The Wire article “‘Independent’ Seven Million Jobs Study Was Carried out With Government Help’”, published February 16, 2018, claims that there was some kind of government help and push to a jobs study that claimed 7 million people would be added to the payroll in 2017-18. While the piece talks about some help from NITI Aayog and Employees’ Provident Fund Organisation (EPFO), the article does not seem to talk about the study’s findings at all but is preoccupied with the why and the how.
Why Was the Study Carried Out?
What was the need for such a survey? There is a “jobless growth” narrative being spread by certain sections of the media, including The Wire, which is based on Labour Bureau data on jobs which covers only those firms which have more than 10 employees. Economists and other experts have for a long time pointed out that this data is dated and inadequate and does not account for the actual employment situation in the economy.
That is why former NITI Aayog Vice Chairman Arvind Panagariya had expressed concerns about these figures that left out most of the informal sector jobs, where the majority of Indian jobs are. He had also recommended using a different kind of database for the purpose.
Based on his recommendations, a study authored by the SBI group’s Chief Economic Advisor Soumya Kanti Ghosh and Pulak Ghosh, a professor at the Indian Institute of Management, Bangalore, calculated the number of jobs in firms from the membership of the Employees’ Provident Fund Organisation (EPFO), Employees’ State Insurance Corporation, General Provident Fund and National Pension System (NPS).
The Question of ‘Help’
The study mentioned above is one of its kind and experimental, often using raw data, but it is the first undertaken along the lines advocated by NITI Aayog and economists for some time, to get a more accurate picture on jobs in the economy.
The claims made by The Wire piece that the government pushed for the study on jobs must be placed in context. While there is no evidence that the government “pushed” for the study, government aid for and interest in research surely cannot be a bad thing? There are many studies funded by the Indian government and by governments across the world. Such studies often help formulate policies and implement them.

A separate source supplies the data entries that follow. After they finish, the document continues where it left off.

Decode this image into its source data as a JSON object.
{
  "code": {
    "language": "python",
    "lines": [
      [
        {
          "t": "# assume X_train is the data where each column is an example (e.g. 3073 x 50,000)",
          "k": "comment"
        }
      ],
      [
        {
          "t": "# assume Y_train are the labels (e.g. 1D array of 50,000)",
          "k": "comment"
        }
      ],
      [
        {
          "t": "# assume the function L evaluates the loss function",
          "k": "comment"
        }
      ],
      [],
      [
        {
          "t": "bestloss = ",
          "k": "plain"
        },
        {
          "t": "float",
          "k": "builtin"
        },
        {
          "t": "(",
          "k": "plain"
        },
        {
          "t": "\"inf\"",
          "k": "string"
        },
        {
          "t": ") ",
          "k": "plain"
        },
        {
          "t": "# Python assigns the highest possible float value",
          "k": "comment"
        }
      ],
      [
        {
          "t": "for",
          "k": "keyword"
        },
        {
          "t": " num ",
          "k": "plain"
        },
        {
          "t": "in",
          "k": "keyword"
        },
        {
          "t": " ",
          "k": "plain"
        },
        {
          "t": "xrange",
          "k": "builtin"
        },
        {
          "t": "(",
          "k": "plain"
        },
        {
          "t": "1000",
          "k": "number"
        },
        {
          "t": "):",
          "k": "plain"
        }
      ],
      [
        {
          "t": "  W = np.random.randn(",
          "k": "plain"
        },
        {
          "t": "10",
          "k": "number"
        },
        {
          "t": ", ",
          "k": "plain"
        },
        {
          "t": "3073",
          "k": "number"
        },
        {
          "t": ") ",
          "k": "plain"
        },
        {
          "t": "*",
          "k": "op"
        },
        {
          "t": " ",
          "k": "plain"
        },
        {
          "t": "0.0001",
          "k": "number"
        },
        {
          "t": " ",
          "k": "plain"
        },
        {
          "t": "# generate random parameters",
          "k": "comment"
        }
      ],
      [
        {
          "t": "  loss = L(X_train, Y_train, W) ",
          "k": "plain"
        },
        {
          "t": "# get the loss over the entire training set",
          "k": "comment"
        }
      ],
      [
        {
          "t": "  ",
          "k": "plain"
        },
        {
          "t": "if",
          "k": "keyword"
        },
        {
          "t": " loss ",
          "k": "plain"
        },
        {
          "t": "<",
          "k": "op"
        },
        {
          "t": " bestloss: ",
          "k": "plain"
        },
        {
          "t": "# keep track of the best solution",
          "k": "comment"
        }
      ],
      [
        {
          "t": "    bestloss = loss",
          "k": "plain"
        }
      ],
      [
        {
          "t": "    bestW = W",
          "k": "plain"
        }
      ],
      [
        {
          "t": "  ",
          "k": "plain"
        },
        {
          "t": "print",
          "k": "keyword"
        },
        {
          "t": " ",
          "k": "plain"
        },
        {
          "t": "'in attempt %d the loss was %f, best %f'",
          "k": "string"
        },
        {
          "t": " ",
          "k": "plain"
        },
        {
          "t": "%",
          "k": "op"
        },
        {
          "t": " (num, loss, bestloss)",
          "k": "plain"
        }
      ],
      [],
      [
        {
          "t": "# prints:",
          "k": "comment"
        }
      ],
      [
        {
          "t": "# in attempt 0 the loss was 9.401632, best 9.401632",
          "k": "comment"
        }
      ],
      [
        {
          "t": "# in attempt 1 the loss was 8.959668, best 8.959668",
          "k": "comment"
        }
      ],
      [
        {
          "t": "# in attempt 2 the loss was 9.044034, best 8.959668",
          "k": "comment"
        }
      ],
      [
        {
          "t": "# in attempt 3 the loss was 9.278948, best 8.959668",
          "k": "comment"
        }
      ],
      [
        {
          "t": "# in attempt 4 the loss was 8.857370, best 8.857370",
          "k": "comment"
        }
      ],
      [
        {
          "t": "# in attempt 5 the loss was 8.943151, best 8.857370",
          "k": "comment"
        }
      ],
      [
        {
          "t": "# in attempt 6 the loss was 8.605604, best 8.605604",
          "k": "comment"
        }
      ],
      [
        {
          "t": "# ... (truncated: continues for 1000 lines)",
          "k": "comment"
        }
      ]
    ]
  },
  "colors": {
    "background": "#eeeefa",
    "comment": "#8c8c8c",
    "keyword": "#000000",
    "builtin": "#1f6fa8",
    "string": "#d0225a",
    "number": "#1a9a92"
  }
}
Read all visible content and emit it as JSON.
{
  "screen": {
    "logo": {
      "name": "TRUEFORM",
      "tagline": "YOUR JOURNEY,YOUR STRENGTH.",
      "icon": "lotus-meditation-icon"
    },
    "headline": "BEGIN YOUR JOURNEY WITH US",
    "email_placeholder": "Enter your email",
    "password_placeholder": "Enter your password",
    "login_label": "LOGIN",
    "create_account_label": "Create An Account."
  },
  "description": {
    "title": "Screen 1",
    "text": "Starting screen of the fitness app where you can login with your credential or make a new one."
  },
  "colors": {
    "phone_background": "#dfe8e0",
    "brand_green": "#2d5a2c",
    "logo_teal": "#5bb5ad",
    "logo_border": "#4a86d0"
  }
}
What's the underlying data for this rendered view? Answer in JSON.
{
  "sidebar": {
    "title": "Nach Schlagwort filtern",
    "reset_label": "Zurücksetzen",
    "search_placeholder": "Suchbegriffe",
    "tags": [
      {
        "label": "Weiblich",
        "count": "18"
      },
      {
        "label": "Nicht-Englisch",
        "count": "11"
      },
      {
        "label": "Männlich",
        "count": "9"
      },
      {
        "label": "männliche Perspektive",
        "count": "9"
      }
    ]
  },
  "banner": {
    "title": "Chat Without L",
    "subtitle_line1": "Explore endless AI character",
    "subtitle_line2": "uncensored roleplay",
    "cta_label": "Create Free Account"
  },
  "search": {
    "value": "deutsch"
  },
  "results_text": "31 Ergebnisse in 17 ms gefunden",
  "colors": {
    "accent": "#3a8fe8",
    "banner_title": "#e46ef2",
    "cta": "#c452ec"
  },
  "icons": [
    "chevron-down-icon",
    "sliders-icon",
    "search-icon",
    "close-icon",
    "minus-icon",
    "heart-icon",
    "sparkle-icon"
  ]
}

Further, the article mentions that NITI Aayog gave Messrs Ghosh and Ghosh access to the EPFO database for a period between January 2015 and November 2017. The research started back in January 2015, much before the “jobless growth” narrative had been built by certain sections of the media and political quarters. This should serve as ample evidence for those who believe that this was a hastily done research only meant to counter the negative narrative on jobs.
Data Being Made ‘Selectively Available’
Coming to the question of selective availability of data, there are many surveys and research conducted where sensitive data is made available to a select few, to those the government thinks are the right authority on the subject matter. The Wire piece itself mentions that Pulak Ghosh is an expert on Big Data and was also part of the advisory group on Big Data at the United Nations. Therefore, people with the right knowledge and accountability can certainly be allowed access to sensitive data?
The Wire article raises no questions about the methodology of the study or its findings. If there should be any criticism or suggestions, it should be made about the research, and not who and how some data was made available to a select few. The Writer would have done better to offer constructive criticism about the study methodology and findings, if any was felt needed. But perhaps, the lack of such criticism also means the writer has nothing to contest about the study’s methodology and findings?